Being green doesn’t mean that you have to spend a lot of money to get a LEED Certified Building though it is nice to receive recognition for your commitment to having a green building. Being green is reducing waste (energy, trash, water, etc.) and/or using environmentally responsible building processes, etc. You can pick one thing or multiple items as it all helps. A few things you can do are:
- Waste management/Recycle (low cost) – Recycle as much as possible during construction and after occupancy. If space allows, try to have a different dumpster or waste container for each waste material. The more materials that are recycled, the more materials that are kept out of landfills.

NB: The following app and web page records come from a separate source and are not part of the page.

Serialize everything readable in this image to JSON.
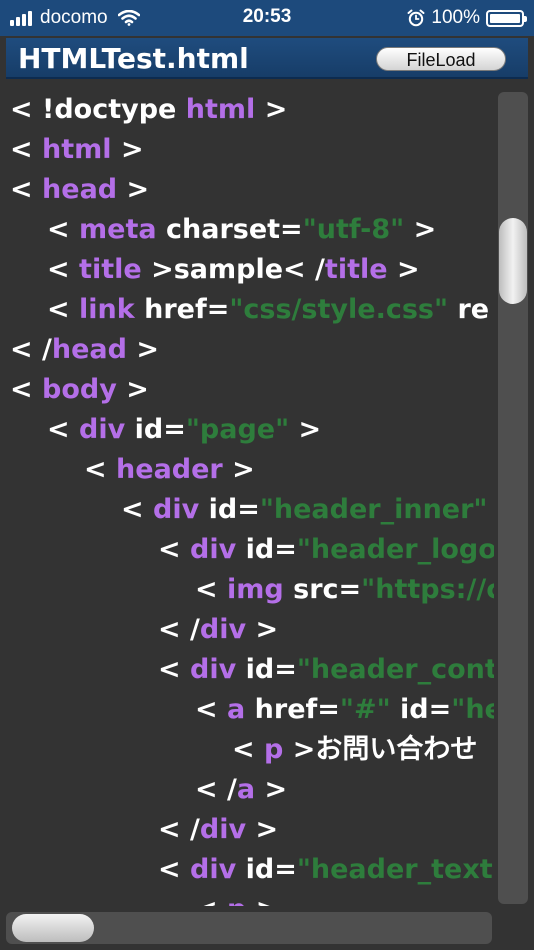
{
  "status_bar": {
    "carrier": "docomo",
    "time": "20:53",
    "battery_percent": "100%",
    "signal_icon": "signal-bars-icon",
    "wifi_icon": "wifi-icon",
    "alarm_icon": "alarm-clock-icon",
    "battery_icon": "battery-icon"
  },
  "header": {
    "file_name": "HTMLTest.html",
    "file_load_label": "FileLoad"
  },
  "colors": {
    "tag": "#b46fe8",
    "string": "#2e7d3c",
    "text": "#ffffff",
    "background": "#333333",
    "title_bar": "#1d4a7c"
  },
  "code": {
    "lines": [
      {
        "indent": 0,
        "tokens": [
          {
            "t": "txt",
            "v": "< !doctype "
          },
          {
            "t": "tag",
            "v": "html"
          },
          {
            "t": "txt",
            "v": " >"
          }
        ]
      },
      {
        "indent": 0,
        "tokens": [
          {
            "t": "txt",
            "v": "< "
          },
          {
            "t": "tag",
            "v": "html"
          },
          {
            "t": "txt",
            "v": " >"
          }
        ]
      },
      {
        "indent": 0,
        "tokens": [
          {
            "t": "txt",
            "v": "< "
          },
          {
            "t": "tag",
            "v": "head"
          },
          {
            "t": "txt",
            "v": " >"
          }
        ]
      },
      {
        "indent": 1,
        "tokens": [
          {
            "t": "txt",
            "v": "< "
          },
          {
            "t": "tag",
            "v": "meta"
          },
          {
            "t": "txt",
            "v": " charset="
          },
          {
            "t": "str",
            "v": "\"utf-8\""
          },
          {
            "t": "txt",
            "v": " >"
          }
        ]
      },
      {
        "indent": 1,
        "tokens": [
          {
            "t": "txt",
            "v": "< "
          },
          {
            "t": "tag",
            "v": "title"
          },
          {
            "t": "txt",
            "v": " >sample< /"
          },
          {
            "t": "tag",
            "v": "title"
          },
          {
            "t": "txt",
            "v": " >"
          }
        ]
      },
      {
        "indent": 1,
        "tokens": [
          {
            "t": "txt",
            "v": "< "
          },
          {
            "t": "tag",
            "v": "link"
          },
          {
            "t": "txt",
            "v": " href="
          },
          {
            "t": "str",
            "v": "\"css/style.css\""
          },
          {
            "t": "txt",
            "v": " re"
          }
        ]
      },
      {
        "indent": 0,
        "tokens": [
          {
            "t": "txt",
            "v": "< /"
          },
          {
            "t": "tag",
            "v": "head"
          },
          {
            "t": "txt",
            "v": " >"
          }
        ]
      },
      {
        "indent": 0,
        "tokens": [
          {
            "t": "txt",
            "v": "< "
          },
          {
            "t": "tag",
            "v": "body"
          },
          {
            "t": "txt",
            "v": " >"
          }
        ]
      },
      {
        "indent": 1,
        "tokens": [
          {
            "t": "txt",
            "v": "< "
          },
          {
            "t": "tag",
            "v": "div"
          },
          {
            "t": "txt",
            "v": " id="
          },
          {
            "t": "str",
            "v": "\"page\""
          },
          {
            "t": "txt",
            "v": " >"
          }
        ]
      },
      {
        "indent": 2,
        "tokens": [
          {
            "t": "txt",
            "v": "< "
          },
          {
            "t": "tag",
            "v": "header"
          },
          {
            "t": "txt",
            "v": " >"
          }
        ]
      },
      {
        "indent": 3,
        "tokens": [
          {
            "t": "txt",
            "v": "< "
          },
          {
            "t": "tag",
            "v": "div"
          },
          {
            "t": "txt",
            "v": " id="
          },
          {
            "t": "str",
            "v": "\"header_inner\""
          }
        ]
      },
      {
        "indent": 4,
        "tokens": [
          {
            "t": "txt",
            "v": "< "
          },
          {
            "t": "tag",
            "v": "div"
          },
          {
            "t": "txt",
            "v": " id="
          },
          {
            "t": "str",
            "v": "\"header_logo"
          }
        ]
      },
      {
        "indent": 5,
        "tokens": [
          {
            "t": "txt",
            "v": "< "
          },
          {
            "t": "tag",
            "v": "img"
          },
          {
            "t": "txt",
            "v": " src="
          },
          {
            "t": "str",
            "v": "\"https://c"
          }
        ]
      },
      {
        "indent": 4,
        "tokens": [
          {
            "t": "txt",
            "v": "< /"
          },
          {
            "t": "tag",
            "v": "div"
          },
          {
            "t": "txt",
            "v": " >"
          }
        ]
      },
      {
        "indent": 4,
        "tokens": [
          {
            "t": "txt",
            "v": "< "
          },
          {
            "t": "tag",
            "v": "div"
          },
          {
            "t": "txt",
            "v": " id="
          },
          {
            "t": "str",
            "v": "\"header_cont"
          }
        ]
      },
      {
        "indent": 5,
        "tokens": [
          {
            "t": "txt",
            "v": "< "
          },
          {
            "t": "tag",
            "v": "a"
          },
          {
            "t": "txt",
            "v": " href="
          },
          {
            "t": "str",
            "v": "\"#\""
          },
          {
            "t": "txt",
            "v": " id="
          },
          {
            "t": "str",
            "v": "\"hea"
          }
        ]
      },
      {
        "indent": 6,
        "tokens": [
          {
            "t": "txt",
            "v": "< "
          },
          {
            "t": "tag",
            "v": "p"
          },
          {
            "t": "txt",
            "v": " >お問い合わせ"
          }
        ]
      },
      {
        "indent": 5,
        "tokens": [
          {
            "t": "txt",
            "v": "< /"
          },
          {
            "t": "tag",
            "v": "a"
          },
          {
            "t": "txt",
            "v": " >"
          }
        ]
      },
      {
        "indent": 4,
        "tokens": [
          {
            "t": "txt",
            "v": "< /"
          },
          {
            "t": "tag",
            "v": "div"
          },
          {
            "t": "txt",
            "v": " >"
          }
        ]
      },
      {
        "indent": 4,
        "tokens": [
          {
            "t": "txt",
            "v": "< "
          },
          {
            "t": "tag",
            "v": "div"
          },
          {
            "t": "txt",
            "v": " id="
          },
          {
            "t": "str",
            "v": "\"header_text\""
          }
        ]
      },
      {
        "indent": 5,
        "tokens": [
          {
            "t": "txt",
            "v": "< "
          },
          {
            "t": "tag",
            "v": "p"
          },
          {
            "t": "txt",
            "v": " >"
          }
        ]
      }
    ]
  },
  "scroll": {
    "vertical_position": 0.18,
    "horizontal_position": 0.0
  }
}
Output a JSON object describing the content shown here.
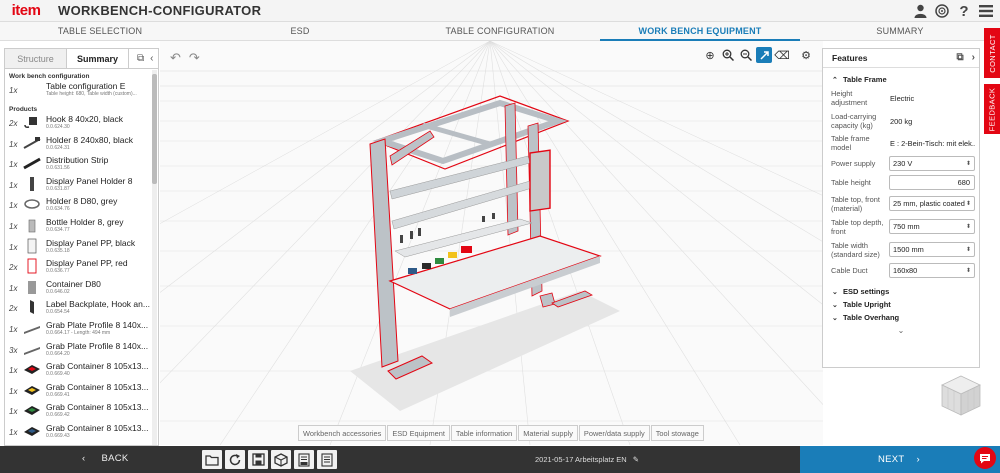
{
  "app": {
    "logo": "item",
    "title": "WORKBENCH-CONFIGURATOR"
  },
  "header_icons": [
    "user-icon",
    "globe-icon",
    "help-icon",
    "menu-icon"
  ],
  "header_help": "?",
  "steps": [
    {
      "label": "TABLE SELECTION",
      "active": false
    },
    {
      "label": "ESD",
      "active": false
    },
    {
      "label": "TABLE CONFIGURATION",
      "active": false
    },
    {
      "label": "WORK BENCH EQUIPMENT",
      "active": true
    },
    {
      "label": "SUMMARY",
      "active": false
    }
  ],
  "left_panel": {
    "tabs": {
      "structure": "Structure",
      "summary": "Summary"
    },
    "section_config": "Work bench configuration",
    "table_config": {
      "qty": "1x",
      "name": "Table configuration E",
      "sub": "Table height: 680, Table width (custom)..."
    },
    "section_products": "Products",
    "products": [
      {
        "qty": "2x",
        "name": "Hook 8 40x20, black",
        "sub": "0.0.624.30"
      },
      {
        "qty": "1x",
        "name": "Holder 8 240x80, black",
        "sub": "0.0.624.31"
      },
      {
        "qty": "1x",
        "name": "Distribution Strip",
        "sub": "0.0.631.56"
      },
      {
        "qty": "1x",
        "name": "Display Panel Holder 8",
        "sub": "0.0.631.87"
      },
      {
        "qty": "1x",
        "name": "Holder 8 D80, grey",
        "sub": "0.0.634.76"
      },
      {
        "qty": "1x",
        "name": "Bottle Holder 8, grey",
        "sub": "0.0.634.77"
      },
      {
        "qty": "1x",
        "name": "Display Panel PP, black",
        "sub": "0.0.635.18"
      },
      {
        "qty": "2x",
        "name": "Display Panel PP, red",
        "sub": "0.0.636.77"
      },
      {
        "qty": "1x",
        "name": "Container D80",
        "sub": "0.0.646.02"
      },
      {
        "qty": "2x",
        "name": "Label Backplate, Hook an...",
        "sub": "0.0.654.54"
      },
      {
        "qty": "1x",
        "name": "Grab Plate Profile 8 140x...",
        "sub": "0.0.664.17 - Length: 494 mm"
      },
      {
        "qty": "3x",
        "name": "Grab Plate Profile 8 140x...",
        "sub": "0.0.664.20"
      },
      {
        "qty": "1x",
        "name": "Grab Container 8 105x13...",
        "sub": "0.0.669.40"
      },
      {
        "qty": "1x",
        "name": "Grab Container 8 105x13...",
        "sub": "0.0.669.41"
      },
      {
        "qty": "1x",
        "name": "Grab Container 8 105x13...",
        "sub": "0.0.669.42"
      },
      {
        "qty": "1x",
        "name": "Grab Container 8 105x13...",
        "sub": "0.0.669.43"
      }
    ]
  },
  "features": {
    "title": "Features",
    "section_table_frame": "Table Frame",
    "rows": [
      {
        "label": "Height adjustment",
        "value": "Electric",
        "kind": "text"
      },
      {
        "label": "Load-carrying capacity (kg)",
        "value": "200 kg",
        "kind": "text"
      },
      {
        "label": "Table frame model",
        "value": "E : 2-Bein-Tisch: mit elek...",
        "kind": "text"
      },
      {
        "label": "Power supply",
        "value": "230 V",
        "kind": "select"
      },
      {
        "label": "Table height",
        "value": "680",
        "kind": "input"
      },
      {
        "label": "Table top, front (material)",
        "value": "25 mm, plastic coated",
        "kind": "select"
      },
      {
        "label": "Table top depth, front",
        "value": "750 mm",
        "kind": "select"
      },
      {
        "label": "Table width (standard size)",
        "value": "1500 mm",
        "kind": "select"
      },
      {
        "label": "Cable Duct",
        "value": "160x80",
        "kind": "select"
      }
    ],
    "collapsed_sections": [
      "ESD settings",
      "Table Upright",
      "Table Overhang"
    ]
  },
  "side_tabs": {
    "contact": "CONTACT",
    "feedback": "FEEDBACK"
  },
  "category_tabs": [
    "Workbench accessories",
    "ESD Equipment",
    "Table information",
    "Material supply",
    "Power/data supply",
    "Tool stowage"
  ],
  "bottom": {
    "back": "BACK",
    "next": "NEXT",
    "filename": "2021-05-17 Arbeitsplatz EN"
  },
  "colors": {
    "brand_red": "#e30613",
    "accent_blue": "#1a7db8",
    "bottom_bar": "#333333"
  }
}
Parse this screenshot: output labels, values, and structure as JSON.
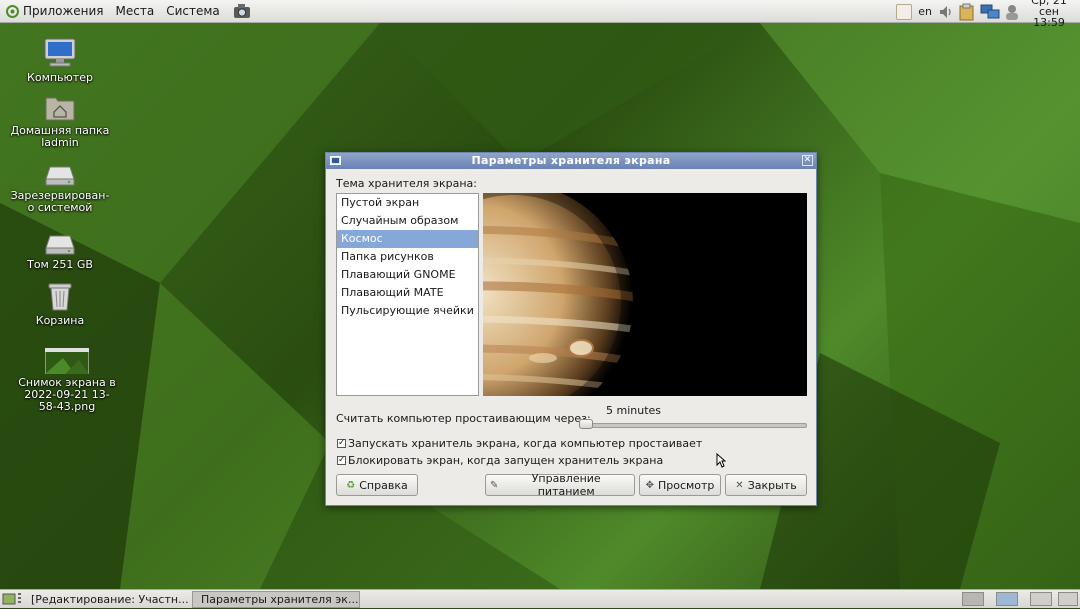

Examples of common waste materials that are recyclable are wood, concrete/CMU, asphalt, plastics, metals, drywall, cardboard, paper, shingles, etc.
- Wood – Can be ground up and turned into mulch, animal bedding, etc.
- Concrete/CMU/Asphalt – Can be ground up and used as road base or fill material.
- Glass/Plastic – Can be ground up and made into new products such as T-shirts, furniture, new bottles and bags, etc.
- Metals/Aluminum – Can be melted down and turned into other metal products. Most of the steel we buy today is made from recycled metals.
- Drywall – Can be ground up and used as fertilizer in fields.
- Cardboard/Paper – Recycling centers process and turn these materials into recycled paper products.
- Asphalt Shingles – Can be ground up and used in new roads or other roofing products.
- Use energy efficient fixtures – When selecting fixtures, make sure you are selecting ENERGY STAR or energy efficient fixtures. Using these fixtures reduces energy used. We all know energy costs are high and come from power plants that pollute and create greenhouse gasses.
- Invest in alternate power sources (can be costly up front) – Technology has come a long way, and there are number of alternatives to using power plant sourced electricity. In our area, wind and solar are the most common alternate power sources. These can be installed to provide part or all of your power needs. If you produce excess, it can add power to the grid, and the power company will pay you for it. Other alternate sources include geothermal and hydroelectric.
- Reuse or use recycled materials – There are a lot of products out there that can be reused and/or are completely or partially made from recycled materials. Reusing materials or using recycled materials keeps waste out of landfills. Examples include wood from old buildings used as flooring, using cotton (recycled denim) or cellulose insulation (recycled paper fiber) for insulation, anything steel (beams, columns, joists, etc.), crushed concrete for base course or fill, carpet made from recycled materials, etc.
- Rapidly renewable materials – these are products that are made from natural materials that have harvest cycles of less than 10 years. A few examples are cork, bamboo, wool, cotton, straw, natural linoleum, etc. Cork, bamboo, and linoleum are popular in the flooring industry. Bamboo is also popular in other areas where wood is used, such as cabinetry. Cotton, wool, and straw are options for insulation.
- Use low or zero volatile organic compounds (VOC) products – being exposed to VOC products can be harmful to your health and the environment. Common items that contain VOC’s are flooring, glues, adhesives, paints, solvents, etc. There are many alternatives other than using high VOC products. All the items listed above come in a low or zero VOC form.
Everyone making choices to save energy, reduce waste in our landfills, and using eco-friendly building materials helps all of us.